▶ [Problem statement] Look through the data below for the string "JSON", and copy every line where it turns up.

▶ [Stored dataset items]

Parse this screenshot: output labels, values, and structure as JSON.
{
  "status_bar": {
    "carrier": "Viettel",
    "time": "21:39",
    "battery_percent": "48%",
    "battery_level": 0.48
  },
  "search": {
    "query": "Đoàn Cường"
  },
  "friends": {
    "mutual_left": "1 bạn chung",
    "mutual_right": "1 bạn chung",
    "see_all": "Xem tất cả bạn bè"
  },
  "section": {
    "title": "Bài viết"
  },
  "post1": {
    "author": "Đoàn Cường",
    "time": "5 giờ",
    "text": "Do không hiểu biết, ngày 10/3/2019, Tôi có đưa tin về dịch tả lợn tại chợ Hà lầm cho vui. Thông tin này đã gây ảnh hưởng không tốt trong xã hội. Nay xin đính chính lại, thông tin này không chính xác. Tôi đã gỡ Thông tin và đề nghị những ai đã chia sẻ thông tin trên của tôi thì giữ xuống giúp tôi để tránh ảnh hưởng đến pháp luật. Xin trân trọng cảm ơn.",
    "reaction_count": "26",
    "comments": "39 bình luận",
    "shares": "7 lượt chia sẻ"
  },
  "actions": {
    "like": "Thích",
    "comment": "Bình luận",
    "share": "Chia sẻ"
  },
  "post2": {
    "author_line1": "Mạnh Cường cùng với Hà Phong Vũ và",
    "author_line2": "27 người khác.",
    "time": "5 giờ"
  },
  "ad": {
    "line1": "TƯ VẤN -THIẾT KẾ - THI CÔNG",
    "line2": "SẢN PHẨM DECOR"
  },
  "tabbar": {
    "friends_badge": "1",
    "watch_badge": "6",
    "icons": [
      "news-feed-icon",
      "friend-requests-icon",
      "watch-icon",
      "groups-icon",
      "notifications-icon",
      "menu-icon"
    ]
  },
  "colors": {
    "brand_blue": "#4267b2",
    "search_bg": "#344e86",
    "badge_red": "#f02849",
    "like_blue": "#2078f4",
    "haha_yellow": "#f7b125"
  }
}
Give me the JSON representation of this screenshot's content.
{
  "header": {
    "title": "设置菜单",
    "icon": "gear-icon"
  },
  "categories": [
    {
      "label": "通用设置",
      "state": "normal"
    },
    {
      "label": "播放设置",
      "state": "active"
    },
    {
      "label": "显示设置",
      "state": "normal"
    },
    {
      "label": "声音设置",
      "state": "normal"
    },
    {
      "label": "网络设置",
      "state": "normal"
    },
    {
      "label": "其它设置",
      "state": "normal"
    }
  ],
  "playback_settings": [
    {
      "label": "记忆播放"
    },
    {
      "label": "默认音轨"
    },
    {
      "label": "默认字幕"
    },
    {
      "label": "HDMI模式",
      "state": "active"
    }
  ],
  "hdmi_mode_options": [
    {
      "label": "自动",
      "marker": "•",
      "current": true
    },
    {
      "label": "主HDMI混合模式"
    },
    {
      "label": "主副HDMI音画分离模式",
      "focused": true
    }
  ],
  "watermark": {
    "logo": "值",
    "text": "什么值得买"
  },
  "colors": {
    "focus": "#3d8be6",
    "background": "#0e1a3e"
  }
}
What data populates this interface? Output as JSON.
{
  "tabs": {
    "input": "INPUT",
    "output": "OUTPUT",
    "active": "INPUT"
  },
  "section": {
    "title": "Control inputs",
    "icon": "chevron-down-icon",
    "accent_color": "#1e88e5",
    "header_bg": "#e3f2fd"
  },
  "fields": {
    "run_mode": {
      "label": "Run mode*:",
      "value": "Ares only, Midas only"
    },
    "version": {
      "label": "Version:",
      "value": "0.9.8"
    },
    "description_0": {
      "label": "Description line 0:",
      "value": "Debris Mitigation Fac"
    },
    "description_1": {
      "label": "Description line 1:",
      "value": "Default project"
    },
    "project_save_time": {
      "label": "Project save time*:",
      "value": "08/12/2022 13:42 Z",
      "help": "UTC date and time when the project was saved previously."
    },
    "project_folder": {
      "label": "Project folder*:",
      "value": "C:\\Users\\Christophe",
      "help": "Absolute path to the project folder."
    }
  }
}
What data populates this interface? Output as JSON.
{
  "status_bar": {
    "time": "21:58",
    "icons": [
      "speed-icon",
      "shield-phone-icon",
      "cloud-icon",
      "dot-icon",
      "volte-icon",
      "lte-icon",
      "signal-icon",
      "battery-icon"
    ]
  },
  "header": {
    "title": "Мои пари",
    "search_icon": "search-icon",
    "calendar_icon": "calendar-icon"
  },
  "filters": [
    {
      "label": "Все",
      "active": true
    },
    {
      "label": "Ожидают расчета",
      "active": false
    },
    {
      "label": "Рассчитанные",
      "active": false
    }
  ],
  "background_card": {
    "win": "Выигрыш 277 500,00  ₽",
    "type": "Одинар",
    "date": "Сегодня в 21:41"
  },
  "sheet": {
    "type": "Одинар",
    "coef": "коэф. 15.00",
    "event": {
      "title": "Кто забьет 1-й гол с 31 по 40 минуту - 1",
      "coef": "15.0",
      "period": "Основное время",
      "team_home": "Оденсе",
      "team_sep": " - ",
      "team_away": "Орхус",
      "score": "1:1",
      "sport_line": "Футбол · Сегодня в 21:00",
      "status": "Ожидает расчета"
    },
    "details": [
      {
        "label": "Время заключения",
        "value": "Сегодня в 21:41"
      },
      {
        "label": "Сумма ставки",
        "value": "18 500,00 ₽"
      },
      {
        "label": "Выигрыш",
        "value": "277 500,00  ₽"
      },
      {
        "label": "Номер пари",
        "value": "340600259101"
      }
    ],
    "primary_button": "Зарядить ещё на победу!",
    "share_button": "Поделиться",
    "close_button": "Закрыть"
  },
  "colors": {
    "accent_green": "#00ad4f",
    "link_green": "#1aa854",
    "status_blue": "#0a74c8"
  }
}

▶ [The completed task]
Parse this screenshot: output labels, values, and structure as JSON.
Give me the JSON representation of this screenshot's content.
What data populates this interface? Output as JSON.
What data populates this interface? Output as JSON.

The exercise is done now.